The NEC showdown took five hours, and concluded with this, from a party source:

'The NEC agreed the manifesto which will be fully in line with Labour's existing policy; to support Labour's alternative plan, and if we can't get the necessary changes to the government's deal, or a General Election, to back the option of a public vote.'

The strategy of many of the MPs who had pushed for a clear commitment to a confirmatory vote is to pretend that they got what they wanted anyway, in an attempt to make the EU elections campaign go a little better than they think it will. A large group of them have been tweeting in an obviously co-ordinated effort that the NEC has 'made the right call' and that the manifesto will now be clear on the party's policy.

This decision tells us a great deal about Labour that goes far beyond its stance on Brexit. Many of the MPs claiming victory this evening are those who have argued that they are staying in the party because they believe Watson is leading a convincing fight back against the Corbynites. Today's NEC has not provided any evidence of that.

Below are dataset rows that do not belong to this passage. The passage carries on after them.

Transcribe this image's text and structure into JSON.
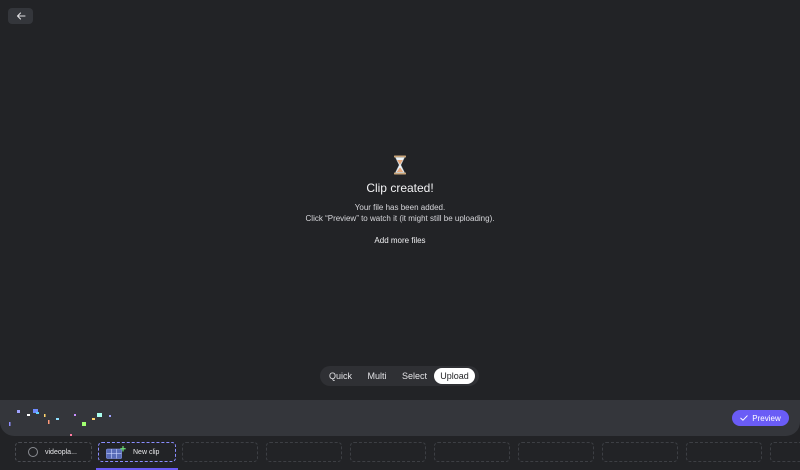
{
  "nav": {
    "back_icon": "arrow-left-icon"
  },
  "status": {
    "icon": "hourglass-icon",
    "title": "Clip created!",
    "line1": "Your file has been added.",
    "line2": "Click “Preview” to watch it (it might still be uploading).",
    "add_more": "Add more files"
  },
  "modes": {
    "items": [
      "Quick",
      "Multi",
      "Select",
      "Upload"
    ],
    "active": "Upload"
  },
  "tray": {
    "preview_label": "Preview",
    "preview_icon": "check-icon",
    "accent": "#6a5cf6"
  },
  "clips": {
    "items": [
      {
        "label": "videopla...",
        "icon": "radio-icon"
      },
      {
        "label": "New clip",
        "icon": "film-add-icon"
      }
    ]
  }
}
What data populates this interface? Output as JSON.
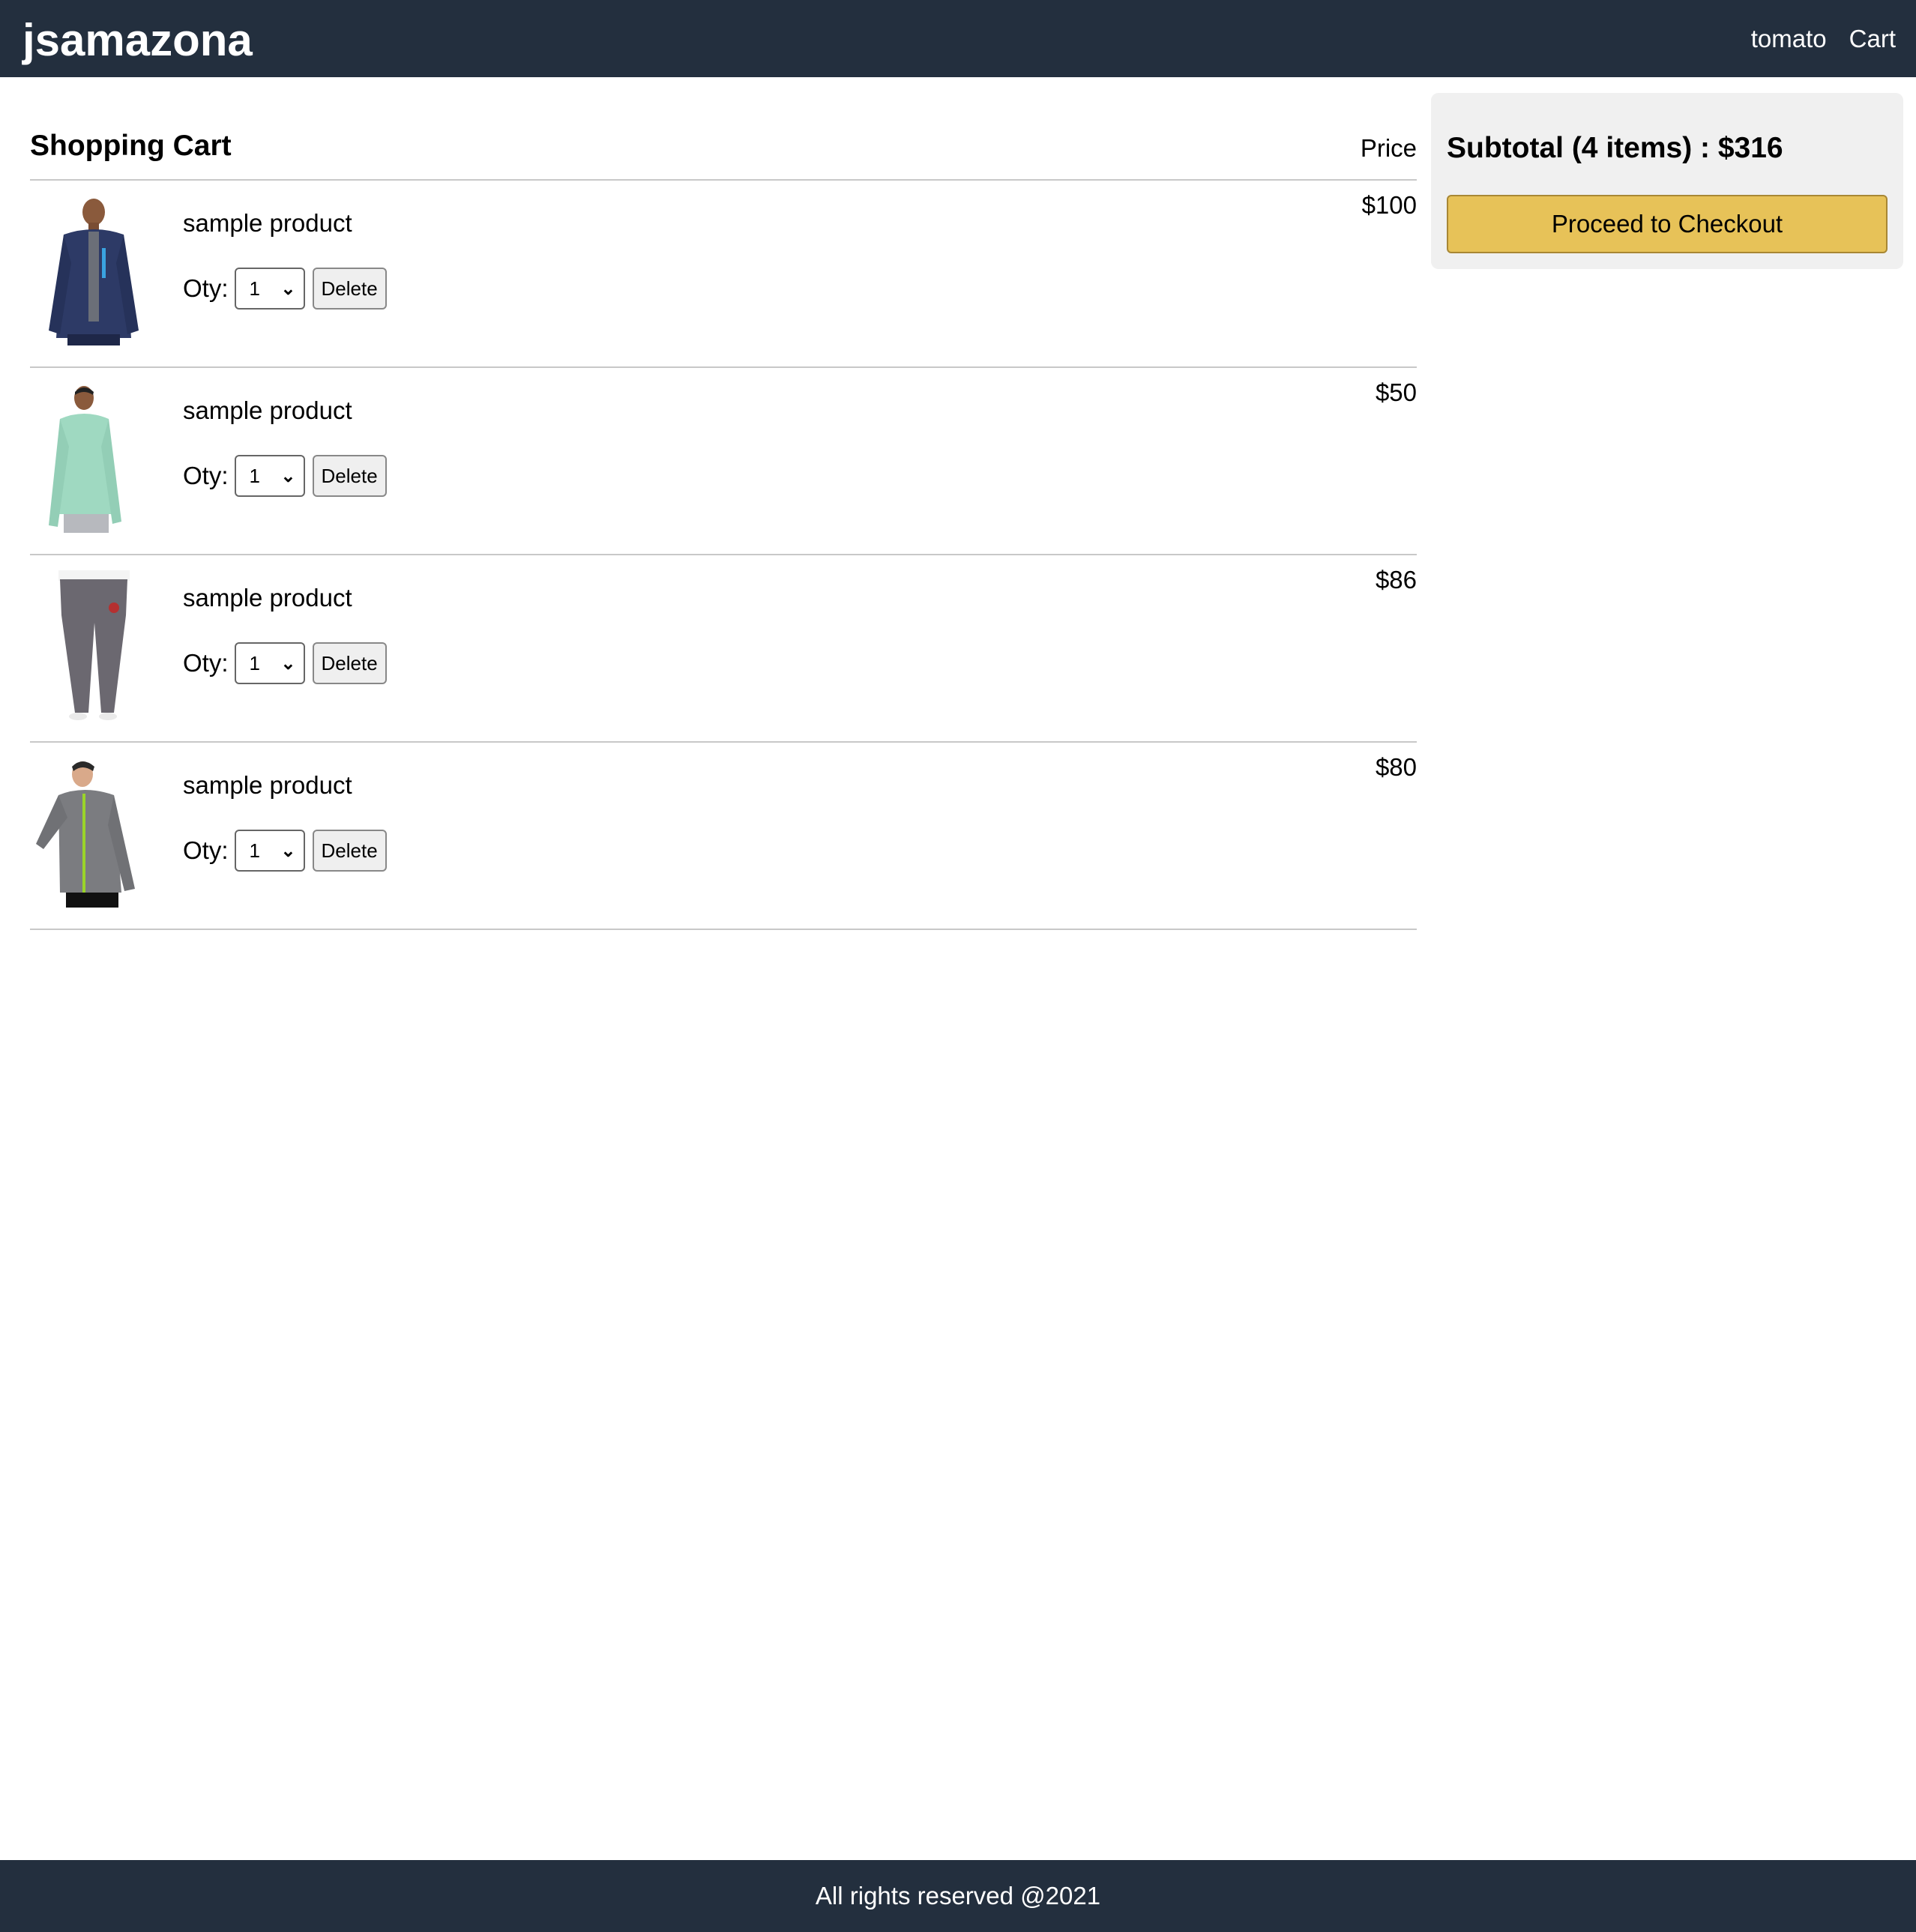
{
  "header": {
    "brand": "jsamazona",
    "nav": {
      "user": "tomato",
      "cart": "Cart"
    },
    "bg_color": "#232f3e"
  },
  "cart": {
    "title": "Shopping Cart",
    "price_header": "Price",
    "items": [
      {
        "name": "sample product",
        "qty_label": "Oty:",
        "qty": "1",
        "delete_label": "Delete",
        "price": "$100",
        "image": "man-navy-zip-hoodie"
      },
      {
        "name": "sample product",
        "qty_label": "Oty:",
        "qty": "1",
        "delete_label": "Delete",
        "price": "$50",
        "image": "man-mint-long-sleeve-shirt"
      },
      {
        "name": "sample product",
        "qty_label": "Oty:",
        "qty": "1",
        "delete_label": "Delete",
        "price": "$86",
        "image": "grey-jogger-pants"
      },
      {
        "name": "sample product",
        "qty_label": "Oty:",
        "qty": "1",
        "delete_label": "Delete",
        "price": "$80",
        "image": "man-grey-track-jacket"
      }
    ]
  },
  "summary": {
    "subtotal": "Subtotal (4 items) : $316",
    "checkout_label": "Proceed to Checkout",
    "button_color": "#e7c258"
  },
  "footer": {
    "text": "All rights reserved @2021"
  }
}
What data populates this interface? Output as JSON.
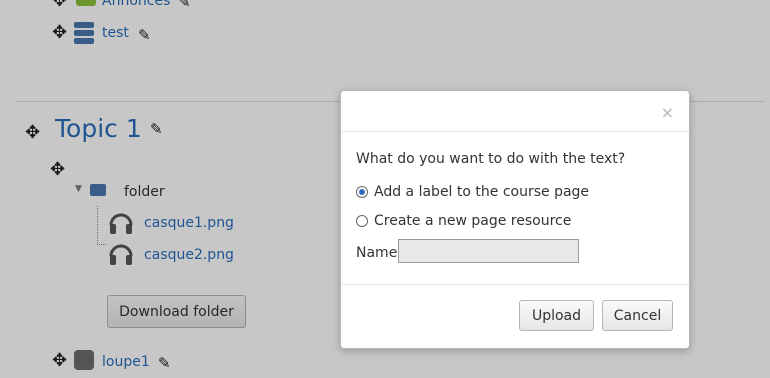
{
  "background": {
    "annonces_label": "Annonces",
    "test_label": "test",
    "topic_title": "Topic 1",
    "folder_label": "folder",
    "files": [
      "casque1.png",
      "casque2.png"
    ],
    "download_button": "Download folder",
    "loupe_label": "loupe1"
  },
  "modal": {
    "close_glyph": "×",
    "question": "What do you want to do with the text?",
    "options": [
      {
        "label": "Add a label to the course page",
        "checked": true
      },
      {
        "label": "Create a new page resource",
        "checked": false
      }
    ],
    "name_label": "Name",
    "name_value": "",
    "upload_button": "Upload",
    "cancel_button": "Cancel"
  },
  "icons": {
    "move": "move-icon",
    "edit": "pencil-icon",
    "forum": "forum-icon",
    "database": "database-icon",
    "folder": "folder-icon",
    "headphones": "headphones-icon",
    "loupe": "loupe-icon",
    "collapse": "triangle-down-icon"
  },
  "colors": {
    "link": "#2a6ebb",
    "overlay": "rgba(0,0,0,0.22)"
  }
}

Were Change UK/The Independent Group in a stronger position, then perhaps the stay-and-fight Labourites might come under renewed pressure to quit the party and join their comrades who left earlier this year. But the disorganised messaging and rather off-putting demeanour of the new party has made it a little easier for Watson and his supporters to argue that today's NEC meeting is merely a small setback in the fight to win Labour back.